Mysterious Cargo Planes Are Flying into Libya, is a Proxy War Coming?
“What we’re seeing are lots of players coming into Libya. It’s a recipe that’s almost heading to a Yemen scenario. We’re beginning to see a proxy war emerging.”
An investigative report by Al Jazeera Arabic TV revealed Monday that mysterious cargo planes were flying clandestinely into bases controlled by the 75-year-old Libyan rebel military chief, Khalifa Haftar, and dropping off “payloads” just before Haftar launched an offensive into the capital city of Tripoli.
Cargo Planes Arrive to Support Haftar
The TV report showed satellite images and flight data of two Russian-made Ilyushin 76 aircraft registered to a joint Emirati-Kazakh company called Reem Travel making a number of trips between Egypt, Israel and Jordan before landing at Hatfar’s military bases, in early April. The planes arrived just before the Libyan National Army (LNA) of Haftar attempted to take control of Tripoli.
Libya is currently subject to an arms embargo, imposed by the United Nations, since an armed civil war ripped through the country in 2011, following the overthrow and killing of Libya’s long-time dictator president, Colonel Muammar Gaddafi.
According to Al Jazeera, a video published by Haftar’s forces shows one of the planes landing at the LNA’s Tamanhant military base in southern Libya. The plane took off from Haftar’s stronghold city of Benghazi, east of Libya.
“With the tracking of the number, we detected a suspicious course of the aircraft that circulates almost regularly between Jordan, Israel and Egypt prior to its appearance in Libya, as shown by the air navigation and surveillance technology ADS-B,” the investigation said.
Libya Could be the Next Yemen
The report quoted Bill Law, an analyst with the online magazine, Gulf Matters, as saying that such an investigative report shows that the current conflict in Libya is aggravating rapidly.
“What we’re seeing are lots of players coming into Libya. It’s a recipe that’s almost heading to a Yemen scenario. We’re beginning to see a proxy war emerging. We’re looking at a pretty bleak situation. In this situation of a vacuum, you see players emerge and we’re seeing this now,” Law told Al Jazeera.
Aljazeera’s reporting comes against the backdrop of resumed heavy battles early this week near the center of Tripoli. An aid to LNA’s chief of staff, Saraj al-Majbri, told Al Jazeera that his troops have won gains in the area of Salah al-Deen, a few kilometers away from Tripoli’s downtown.
Over the past several years, Libya has withstood a fierce rivalry between Khalifa Haftar, who is in control of the east and much of the south, and the internationally-backed Prime Minister, Fayez al-Sarraj, who is in charge of a weak government in Tripoli.

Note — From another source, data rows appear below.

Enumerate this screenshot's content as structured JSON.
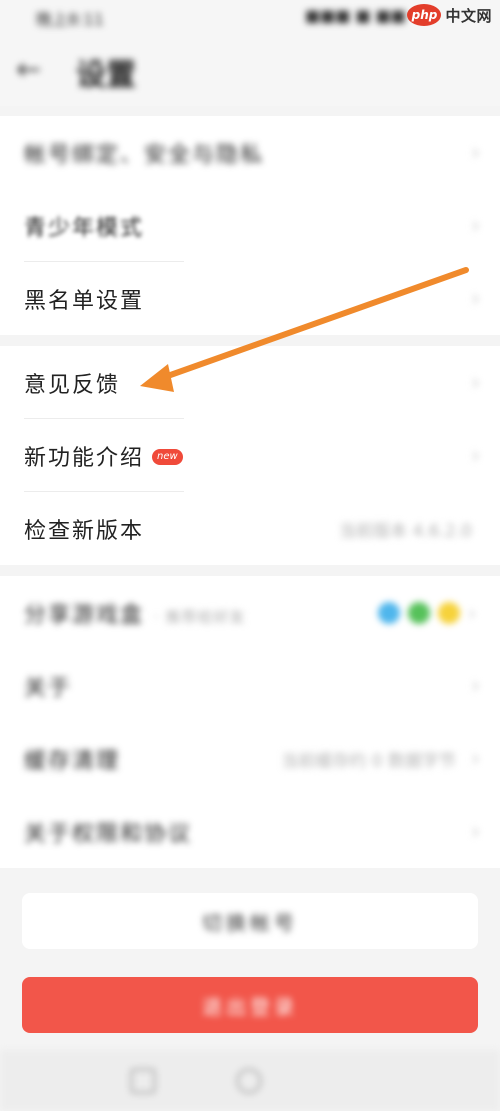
{
  "status_bar": {
    "left": "晚上8:11",
    "right": "■■■ ■ ■■"
  },
  "watermark": {
    "logo": "php",
    "text": "中文网"
  },
  "header": {
    "back_glyph": "←",
    "title": "设置"
  },
  "section1": {
    "items": [
      {
        "label": "帐号绑定、安全与隐私",
        "chevron": "›"
      },
      {
        "label": "青少年模式",
        "chevron": "›"
      },
      {
        "label": "黑名单设置",
        "chevron": "›"
      }
    ]
  },
  "section2": {
    "items": [
      {
        "label": "意见反馈",
        "chevron": "›"
      },
      {
        "label": "新功能介绍",
        "badge": "new",
        "chevron": "›"
      },
      {
        "label": "检查新版本",
        "value": "当前版本 4.6.2.0"
      }
    ]
  },
  "section3": {
    "items": [
      {
        "label": "分享游戏盒",
        "sub": "· 推荐给好友",
        "chevron": "›"
      },
      {
        "label": "关于",
        "chevron": "›"
      },
      {
        "label": "缓存清理",
        "value": "当前缓存约 0 数据字节",
        "chevron": "›"
      },
      {
        "label": "关于权限和协议",
        "chevron": "›"
      }
    ]
  },
  "buttons": {
    "switch_account": "切换帐号",
    "logout": "退出登录"
  },
  "colors": {
    "logout_red": "#f2564a",
    "badge_red": "#f04a3a",
    "arrow_orange": "#f08a2c"
  }
}
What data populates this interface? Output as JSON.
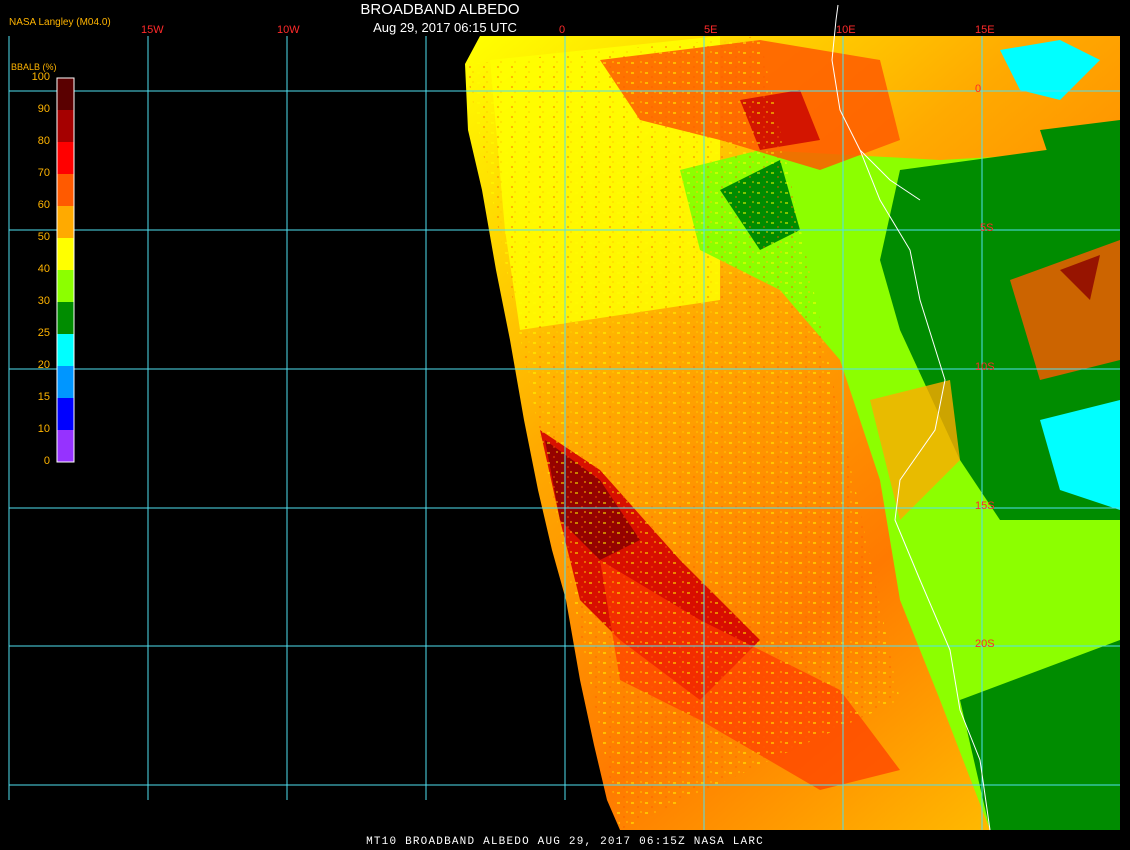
{
  "header": {
    "producer": "NASA Langley (M04.0)",
    "title": "BROADBAND ALBEDO",
    "datetime": "Aug 29, 2017 06:15 UTC"
  },
  "colorbar": {
    "title": "BBALB (%)",
    "labels": [
      "100",
      "90",
      "80",
      "70",
      "60",
      "50",
      "40",
      "30",
      "25",
      "20",
      "15",
      "10",
      "0"
    ],
    "colors": [
      "#5a0000",
      "#a50000",
      "#ff0000",
      "#ff5a00",
      "#ffaa00",
      "#ffff00",
      "#8cff00",
      "#008c00",
      "#00ffff",
      "#0096ff",
      "#0000ff",
      "#9632ff"
    ]
  },
  "grid": {
    "color": "#4fe0f0",
    "lon_labels": [
      "15W",
      "10W",
      "0",
      "5E",
      "10E",
      "15E"
    ],
    "lat_labels": [
      "0",
      "5S",
      "10S",
      "15S",
      "20S"
    ]
  },
  "footer": "MT10  BROADBAND ALBEDO   AUG 29, 2017 06:15Z   NASA LARC"
}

Haftar has insisted that his army’s offensives will continue unabated, as long as the government of National Accord (GNA), remains in power in Tripoli. So far, both Haftar and his rival, have failed to reach a compromise, despite six rounds of talks between the two sides.
The Destabilizing of Tripoli
Earlier this week, the U.N.-backed government in Tripoli, said that Haftar’s military offensive near Tripoli had destabilized daily lives, with schooling and other services suspended.
On Wednesday, a United Nations envoy to Libya accused unnamed international players of getting involved either directly or indirectly in exporting weaponry to Libya, thus violating recent U.N. Security Council resolutions pertaining to the troubled country.
According to U.N. statistics, the current battle over Tripoli has claimed the lives of at least 562 Libyans, including 40 civilians. Since the beginning of Haftar’s offensive in Tripoli in early April, tens of thousands of people have been forcibly displaced, UN estimates suggest.
Back in 2011, Libyan masses took to the streets demanding economic reforms by the former regime of Muammar Gaddafi. Since then and right after the ousting and lynching of Gaddafi in public, the North African Arab country has been trapped in a civil war. International intervention has yet to bring calm to the 1,770 km-long coastal Mediterranean nation.